# Data provided
-=-=-=-=-
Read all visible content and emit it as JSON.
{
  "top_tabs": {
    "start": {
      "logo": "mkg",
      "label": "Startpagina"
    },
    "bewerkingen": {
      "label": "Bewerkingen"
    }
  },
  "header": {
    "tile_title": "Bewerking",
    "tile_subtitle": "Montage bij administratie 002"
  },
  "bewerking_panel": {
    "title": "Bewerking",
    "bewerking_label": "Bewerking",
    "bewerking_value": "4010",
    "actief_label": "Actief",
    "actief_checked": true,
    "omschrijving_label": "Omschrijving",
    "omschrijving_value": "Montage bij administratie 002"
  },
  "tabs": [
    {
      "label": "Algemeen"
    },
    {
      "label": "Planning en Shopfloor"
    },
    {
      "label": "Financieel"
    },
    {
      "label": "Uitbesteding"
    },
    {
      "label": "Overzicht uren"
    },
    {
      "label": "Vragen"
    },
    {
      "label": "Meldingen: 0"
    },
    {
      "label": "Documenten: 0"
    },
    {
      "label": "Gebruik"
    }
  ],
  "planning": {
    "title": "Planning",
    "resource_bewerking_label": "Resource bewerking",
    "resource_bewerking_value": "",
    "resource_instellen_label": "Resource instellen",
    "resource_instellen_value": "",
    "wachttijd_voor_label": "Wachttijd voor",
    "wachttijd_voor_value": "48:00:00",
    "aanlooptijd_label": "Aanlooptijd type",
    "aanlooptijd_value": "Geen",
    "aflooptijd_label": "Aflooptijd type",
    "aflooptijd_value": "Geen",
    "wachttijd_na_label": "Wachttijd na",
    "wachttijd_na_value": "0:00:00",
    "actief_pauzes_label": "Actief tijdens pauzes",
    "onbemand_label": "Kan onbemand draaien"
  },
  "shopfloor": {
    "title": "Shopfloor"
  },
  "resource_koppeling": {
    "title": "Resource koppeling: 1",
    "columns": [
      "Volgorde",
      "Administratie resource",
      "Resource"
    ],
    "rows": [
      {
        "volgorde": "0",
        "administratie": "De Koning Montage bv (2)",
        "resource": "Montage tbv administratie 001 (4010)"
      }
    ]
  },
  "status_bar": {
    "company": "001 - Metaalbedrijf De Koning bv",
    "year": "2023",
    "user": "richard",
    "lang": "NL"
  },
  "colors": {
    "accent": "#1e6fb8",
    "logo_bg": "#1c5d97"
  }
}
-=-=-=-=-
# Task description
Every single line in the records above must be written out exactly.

# Task result
Read all visible content and emit it as JSON.
{
  "top_tabs": {
    "start": {
      "logo": "mkg",
      "label": "Startpagina"
    },
    "bewerkingen": {
      "label": "Bewerkingen"
    }
  },
  "header": {
    "tile_title": "Bewerking",
    "tile_subtitle": "Montage bij administratie 002"
  },
  "bewerking_panel": {
    "title": "Bewerking",
    "bewerking_label": "Bewerking",
    "bewerking_value": "4010",
    "actief_label": "Actief",
    "actief_checked": true,
    "omschrijving_label": "Omschrijving",
    "omschrijving_value": "Montage bij administratie 002"
  },
  "tabs": [
    {
      "label": "Algemeen"
    },
    {
      "label": "Planning en Shopfloor"
    },
    {
      "label": "Financieel"
    },
    {
      "label": "Uitbesteding"
    },
    {
      "label": "Overzicht uren"
    },
    {
      "label": "Vragen"
    },
    {
      "label": "Meldingen: 0"
    },
    {
      "label": "Documenten: 0"
    },
    {
      "label": "Gebruik"
    }
  ],
  "planning": {
    "title": "Planning",
    "resource_bewerking_label": "Resource bewerking",
    "resource_bewerking_value": "",
    "resource_instellen_label": "Resource instellen",
    "resource_instellen_value": "",
    "wachttijd_voor_label": "Wachttijd voor",
    "wachttijd_voor_value": "48:00:00",
    "aanlooptijd_label": "Aanlooptijd type",
    "aanlooptijd_value": "Geen",
    "aflooptijd_label": "Aflooptijd type",
    "aflooptijd_value": "Geen",
    "wachttijd_na_label": "Wachttijd na",
    "wachttijd_na_value": "0:00:00",
    "actief_pauzes_label": "Actief tijdens pauzes",
    "onbemand_label": "Kan onbemand draaien"
  },
  "shopfloor": {
    "title": "Shopfloor"
  },
  "resource_koppeling": {
    "title": "Resource koppeling: 1",
    "columns": [
      "Volgorde",
      "Administratie resource",
      "Resource"
    ],
    "rows": [
      {
        "volgorde": "0",
        "administratie": "De Koning Montage bv (2)",
        "resource": "Montage tbv administratie 001 (4010)"
      }
    ]
  },
  "status_bar": {
    "company": "001 - Metaalbedrijf De Koning bv",
    "year": "2023",
    "user": "richard",
    "lang": "NL"
  },
  "colors": {
    "accent": "#1e6fb8",
    "logo_bg": "#1c5d97"
  }
}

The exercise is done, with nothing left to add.